═══ Provided material ═══

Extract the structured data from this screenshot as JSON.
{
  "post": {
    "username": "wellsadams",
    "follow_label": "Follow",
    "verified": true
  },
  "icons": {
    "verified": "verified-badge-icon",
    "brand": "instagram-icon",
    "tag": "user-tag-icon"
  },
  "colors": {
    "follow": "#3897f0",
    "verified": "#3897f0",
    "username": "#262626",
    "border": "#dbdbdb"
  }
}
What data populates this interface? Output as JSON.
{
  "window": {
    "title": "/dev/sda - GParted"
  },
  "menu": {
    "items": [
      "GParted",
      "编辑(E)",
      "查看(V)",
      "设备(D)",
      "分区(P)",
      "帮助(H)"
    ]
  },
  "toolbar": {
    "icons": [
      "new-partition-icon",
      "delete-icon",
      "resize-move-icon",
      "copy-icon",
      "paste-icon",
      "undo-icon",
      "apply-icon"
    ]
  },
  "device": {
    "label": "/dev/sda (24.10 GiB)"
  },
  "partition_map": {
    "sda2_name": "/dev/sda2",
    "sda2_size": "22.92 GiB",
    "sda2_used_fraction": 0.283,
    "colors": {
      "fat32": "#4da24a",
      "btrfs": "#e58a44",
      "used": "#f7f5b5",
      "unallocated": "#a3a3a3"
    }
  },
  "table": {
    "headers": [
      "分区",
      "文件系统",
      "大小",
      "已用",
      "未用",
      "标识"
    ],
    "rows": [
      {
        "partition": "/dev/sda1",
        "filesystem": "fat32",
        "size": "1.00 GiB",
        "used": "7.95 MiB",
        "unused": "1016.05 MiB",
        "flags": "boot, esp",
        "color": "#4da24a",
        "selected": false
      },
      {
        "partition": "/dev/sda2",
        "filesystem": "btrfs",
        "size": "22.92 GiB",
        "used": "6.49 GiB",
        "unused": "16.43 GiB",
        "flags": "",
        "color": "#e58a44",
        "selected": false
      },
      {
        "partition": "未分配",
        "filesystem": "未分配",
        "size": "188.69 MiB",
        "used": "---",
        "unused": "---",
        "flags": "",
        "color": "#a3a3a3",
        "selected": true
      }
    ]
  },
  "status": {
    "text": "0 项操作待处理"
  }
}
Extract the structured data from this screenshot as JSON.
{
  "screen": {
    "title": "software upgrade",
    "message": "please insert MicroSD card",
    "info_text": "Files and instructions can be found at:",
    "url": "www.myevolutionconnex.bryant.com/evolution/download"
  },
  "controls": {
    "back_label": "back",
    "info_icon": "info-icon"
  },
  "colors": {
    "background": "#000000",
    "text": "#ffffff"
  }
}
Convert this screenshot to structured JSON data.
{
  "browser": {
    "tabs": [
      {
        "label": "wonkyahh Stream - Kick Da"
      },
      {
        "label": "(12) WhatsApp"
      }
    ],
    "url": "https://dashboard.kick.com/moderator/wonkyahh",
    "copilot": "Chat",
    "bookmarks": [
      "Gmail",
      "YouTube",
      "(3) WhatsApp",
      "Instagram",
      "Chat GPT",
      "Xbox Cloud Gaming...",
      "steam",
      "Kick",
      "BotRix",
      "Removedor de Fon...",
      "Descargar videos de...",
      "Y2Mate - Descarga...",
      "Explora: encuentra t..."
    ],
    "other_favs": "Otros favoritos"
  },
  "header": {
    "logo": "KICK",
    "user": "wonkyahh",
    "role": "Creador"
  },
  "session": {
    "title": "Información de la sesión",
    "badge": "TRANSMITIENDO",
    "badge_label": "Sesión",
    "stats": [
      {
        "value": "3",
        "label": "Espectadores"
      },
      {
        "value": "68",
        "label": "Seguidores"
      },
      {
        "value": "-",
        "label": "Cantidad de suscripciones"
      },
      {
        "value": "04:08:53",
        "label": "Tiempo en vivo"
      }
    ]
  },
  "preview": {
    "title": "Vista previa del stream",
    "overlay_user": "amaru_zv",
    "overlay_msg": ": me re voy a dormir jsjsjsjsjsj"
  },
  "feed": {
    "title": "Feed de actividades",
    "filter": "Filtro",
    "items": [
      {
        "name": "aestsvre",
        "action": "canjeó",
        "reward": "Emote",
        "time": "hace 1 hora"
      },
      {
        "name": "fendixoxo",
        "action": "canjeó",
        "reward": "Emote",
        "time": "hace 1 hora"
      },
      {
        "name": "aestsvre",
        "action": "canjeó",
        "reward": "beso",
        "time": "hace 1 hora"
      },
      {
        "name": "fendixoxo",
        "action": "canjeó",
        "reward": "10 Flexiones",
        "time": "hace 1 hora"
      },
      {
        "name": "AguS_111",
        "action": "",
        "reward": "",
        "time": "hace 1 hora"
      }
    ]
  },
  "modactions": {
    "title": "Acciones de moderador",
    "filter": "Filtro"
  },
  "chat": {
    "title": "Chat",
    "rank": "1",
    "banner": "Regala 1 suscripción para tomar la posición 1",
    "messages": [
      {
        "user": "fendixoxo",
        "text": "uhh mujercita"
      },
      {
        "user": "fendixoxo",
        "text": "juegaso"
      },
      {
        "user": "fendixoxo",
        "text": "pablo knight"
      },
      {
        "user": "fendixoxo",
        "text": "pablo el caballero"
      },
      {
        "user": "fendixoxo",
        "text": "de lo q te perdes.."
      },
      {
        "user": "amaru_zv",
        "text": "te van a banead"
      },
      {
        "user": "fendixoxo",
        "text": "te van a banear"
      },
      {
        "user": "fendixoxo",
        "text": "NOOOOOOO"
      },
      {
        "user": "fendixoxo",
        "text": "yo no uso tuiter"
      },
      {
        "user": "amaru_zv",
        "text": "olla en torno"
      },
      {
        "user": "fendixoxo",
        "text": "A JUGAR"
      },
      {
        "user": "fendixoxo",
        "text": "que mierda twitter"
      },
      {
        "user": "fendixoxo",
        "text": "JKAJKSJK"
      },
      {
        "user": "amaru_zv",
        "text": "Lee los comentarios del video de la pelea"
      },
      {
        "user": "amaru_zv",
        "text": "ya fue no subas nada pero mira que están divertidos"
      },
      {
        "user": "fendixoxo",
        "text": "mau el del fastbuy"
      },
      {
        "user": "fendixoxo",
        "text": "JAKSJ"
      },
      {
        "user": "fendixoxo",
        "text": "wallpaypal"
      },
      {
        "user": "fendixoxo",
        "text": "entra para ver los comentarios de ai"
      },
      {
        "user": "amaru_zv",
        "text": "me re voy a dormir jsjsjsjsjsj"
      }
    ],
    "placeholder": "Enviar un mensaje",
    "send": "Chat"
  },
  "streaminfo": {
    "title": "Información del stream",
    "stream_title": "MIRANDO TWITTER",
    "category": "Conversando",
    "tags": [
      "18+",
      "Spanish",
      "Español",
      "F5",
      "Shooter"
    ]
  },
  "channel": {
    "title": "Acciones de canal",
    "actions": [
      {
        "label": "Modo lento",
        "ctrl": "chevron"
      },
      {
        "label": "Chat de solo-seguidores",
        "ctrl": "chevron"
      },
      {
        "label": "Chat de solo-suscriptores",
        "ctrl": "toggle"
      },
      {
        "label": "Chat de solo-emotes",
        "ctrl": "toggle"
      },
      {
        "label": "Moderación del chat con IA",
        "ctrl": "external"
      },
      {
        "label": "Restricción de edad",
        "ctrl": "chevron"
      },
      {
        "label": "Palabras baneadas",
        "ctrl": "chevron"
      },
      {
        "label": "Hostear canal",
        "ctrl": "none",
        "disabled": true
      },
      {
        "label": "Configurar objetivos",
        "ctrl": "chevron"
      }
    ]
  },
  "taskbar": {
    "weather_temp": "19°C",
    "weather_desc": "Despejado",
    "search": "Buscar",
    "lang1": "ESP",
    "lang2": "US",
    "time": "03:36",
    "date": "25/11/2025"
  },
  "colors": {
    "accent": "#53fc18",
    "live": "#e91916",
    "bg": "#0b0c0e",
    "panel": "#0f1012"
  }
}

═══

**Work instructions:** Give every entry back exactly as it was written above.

**Solution for this problem:**
Extract the structured data from this screenshot as JSON.
{
  "post": {
    "username": "wellsadams",
    "follow_label": "Follow",
    "verified": true
  },
  "icons": {
    "verified": "verified-badge-icon",
    "brand": "instagram-icon",
    "tag": "user-tag-icon"
  },
  "colors": {
    "follow": "#3897f0",
    "verified": "#3897f0",
    "username": "#262626",
    "border": "#dbdbdb"
  }
}
What data populates this interface? Output as JSON.
{
  "window": {
    "title": "/dev/sda - GParted"
  },
  "menu": {
    "items": [
      "GParted",
      "编辑(E)",
      "查看(V)",
      "设备(D)",
      "分区(P)",
      "帮助(H)"
    ]
  },
  "toolbar": {
    "icons": [
      "new-partition-icon",
      "delete-icon",
      "resize-move-icon",
      "copy-icon",
      "paste-icon",
      "undo-icon",
      "apply-icon"
    ]
  },
  "device": {
    "label": "/dev/sda (24.10 GiB)"
  },
  "partition_map": {
    "sda2_name": "/dev/sda2",
    "sda2_size": "22.92 GiB",
    "sda2_used_fraction": 0.283,
    "colors": {
      "fat32": "#4da24a",
      "btrfs": "#e58a44",
      "used": "#f7f5b5",
      "unallocated": "#a3a3a3"
    }
  },
  "table": {
    "headers": [
      "分区",
      "文件系统",
      "大小",
      "已用",
      "未用",
      "标识"
    ],
    "rows": [
      {
        "partition": "/dev/sda1",
        "filesystem": "fat32",
        "size": "1.00 GiB",
        "used": "7.95 MiB",
        "unused": "1016.05 MiB",
        "flags": "boot, esp",
        "color": "#4da24a",
        "selected": false
      },
      {
        "partition": "/dev/sda2",
        "filesystem": "btrfs",
        "size": "22.92 GiB",
        "used": "6.49 GiB",
        "unused": "16.43 GiB",
        "flags": "",
        "color": "#e58a44",
        "selected": false
      },
      {
        "partition": "未分配",
        "filesystem": "未分配",
        "size": "188.69 MiB",
        "used": "---",
        "unused": "---",
        "flags": "",
        "color": "#a3a3a3",
        "selected": true
      }
    ]
  },
  "status": {
    "text": "0 项操作待处理"
  }
}
Extract the structured data from this screenshot as JSON.
{
  "screen": {
    "title": "software upgrade",
    "message": "please insert MicroSD card",
    "info_text": "Files and instructions can be found at:",
    "url": "www.myevolutionconnex.bryant.com/evolution/download"
  },
  "controls": {
    "back_label": "back",
    "info_icon": "info-icon"
  },
  "colors": {
    "background": "#000000",
    "text": "#ffffff"
  }
}
Convert this screenshot to structured JSON data.
{
  "browser": {
    "tabs": [
      {
        "label": "wonkyahh Stream - Kick Da"
      },
      {
        "label": "(12) WhatsApp"
      }
    ],
    "url": "https://dashboard.kick.com/moderator/wonkyahh",
    "copilot": "Chat",
    "bookmarks": [
      "Gmail",
      "YouTube",
      "(3) WhatsApp",
      "Instagram",
      "Chat GPT",
      "Xbox Cloud Gaming...",
      "steam",
      "Kick",
      "BotRix",
      "Removedor de Fon...",
      "Descargar videos de...",
      "Y2Mate - Descarga...",
      "Explora: encuentra t..."
    ],
    "other_favs": "Otros favoritos"
  },
  "header": {
    "logo": "KICK",
    "user": "wonkyahh",
    "role": "Creador"
  },
  "session": {
    "title": "Información de la sesión",
    "badge": "TRANSMITIENDO",
    "badge_label": "Sesión",
    "stats": [
      {
        "value": "3",
        "label": "Espectadores"
      },
      {
        "value": "68",
        "label": "Seguidores"
      },
      {
        "value": "-",
        "label": "Cantidad de suscripciones"
      },
      {
        "value": "04:08:53",
        "label": "Tiempo en vivo"
      }
    ]
  },
  "preview": {
    "title": "Vista previa del stream",
    "overlay_user": "amaru_zv",
    "overlay_msg": ": me re voy a dormir jsjsjsjsjsj"
  },
  "feed": {
    "title": "Feed de actividades",
    "filter": "Filtro",
    "items": [
      {
        "name": "aestsvre",
        "action": "canjeó",
        "reward": "Emote",
        "time": "hace 1 hora"
      },
      {
        "name": "fendixoxo",
        "action": "canjeó",
        "reward": "Emote",
        "time": "hace 1 hora"
      },
      {
        "name": "aestsvre",
        "action": "canjeó",
        "reward": "beso",
        "time": "hace 1 hora"
      },
      {
        "name": "fendixoxo",
        "action": "canjeó",
        "reward": "10 Flexiones",
        "time": "hace 1 hora"
      },
      {
        "name": "AguS_111",
        "action": "",
        "reward": "",
        "time": "hace 1 hora"
      }
    ]
  },
  "modactions": {
    "title": "Acciones de moderador",
    "filter": "Filtro"
  },
  "chat": {
    "title": "Chat",
    "rank": "1",
    "banner": "Regala 1 suscripción para tomar la posición 1",
    "messages": [
      {
        "user": "fendixoxo",
        "text": "uhh mujercita"
      },
      {
        "user": "fendixoxo",
        "text": "juegaso"
      },
      {
        "user": "fendixoxo",
        "text": "pablo knight"
      },
      {
        "user": "fendixoxo",
        "text": "pablo el caballero"
      },
      {
        "user": "fendixoxo",
        "text": "de lo q te perdes.."
      },
      {
        "user": "amaru_zv",
        "text": "te van a banead"
      },
      {
        "user": "fendixoxo",
        "text": "te van a banear"
      },
      {
        "user": "fendixoxo",
        "text": "NOOOOOOO"
      },
      {
        "user": "fendixoxo",
        "text": "yo no uso tuiter"
      },
      {
        "user": "amaru_zv",
        "text": "olla en torno"
      },
      {
        "user": "fendixoxo",
        "text": "A JUGAR"
      },
      {
        "user": "fendixoxo",
        "text": "que mierda twitter"
      },
      {
        "user": "fendixoxo",
        "text": "JKAJKSJK"
      },
      {
        "user": "amaru_zv",
        "text": "Lee los comentarios del video de la pelea"
      },
      {
        "user": "amaru_zv",
        "text": "ya fue no subas nada pero mira que están divertidos"
      },
      {
        "user": "fendixoxo",
        "text": "mau el del fastbuy"
      },
      {
        "user": "fendixoxo",
        "text": "JAKSJ"
      },
      {
        "user": "fendixoxo",
        "text": "wallpaypal"
      },
      {
        "user": "fendixoxo",
        "text": "entra para ver los comentarios de ai"
      },
      {
        "user": "amaru_zv",
        "text": "me re voy a dormir jsjsjsjsjsj"
      }
    ],
    "placeholder": "Enviar un mensaje",
    "send": "Chat"
  },
  "streaminfo": {
    "title": "Información del stream",
    "stream_title": "MIRANDO TWITTER",
    "category": "Conversando",
    "tags": [
      "18+",
      "Spanish",
      "Español",
      "F5",
      "Shooter"
    ]
  },
  "channel": {
    "title": "Acciones de canal",
    "actions": [
      {
        "label": "Modo lento",
        "ctrl": "chevron"
      },
      {
        "label": "Chat de solo-seguidores",
        "ctrl": "chevron"
      },
      {
        "label": "Chat de solo-suscriptores",
        "ctrl": "toggle"
      },
      {
        "label": "Chat de solo-emotes",
        "ctrl": "toggle"
      },
      {
        "label": "Moderación del chat con IA",
        "ctrl": "external"
      },
      {
        "label": "Restricción de edad",
        "ctrl": "chevron"
      },
      {
        "label": "Palabras baneadas",
        "ctrl": "chevron"
      },
      {
        "label": "Hostear canal",
        "ctrl": "none",
        "disabled": true
      },
      {
        "label": "Configurar objetivos",
        "ctrl": "chevron"
      }
    ]
  },
  "taskbar": {
    "weather_temp": "19°C",
    "weather_desc": "Despejado",
    "search": "Buscar",
    "lang1": "ESP",
    "lang2": "US",
    "time": "03:36",
    "date": "25/11/2025"
  },
  "colors": {
    "accent": "#53fc18",
    "live": "#e91916",
    "bg": "#0b0c0e",
    "panel": "#0f1012"
  }
}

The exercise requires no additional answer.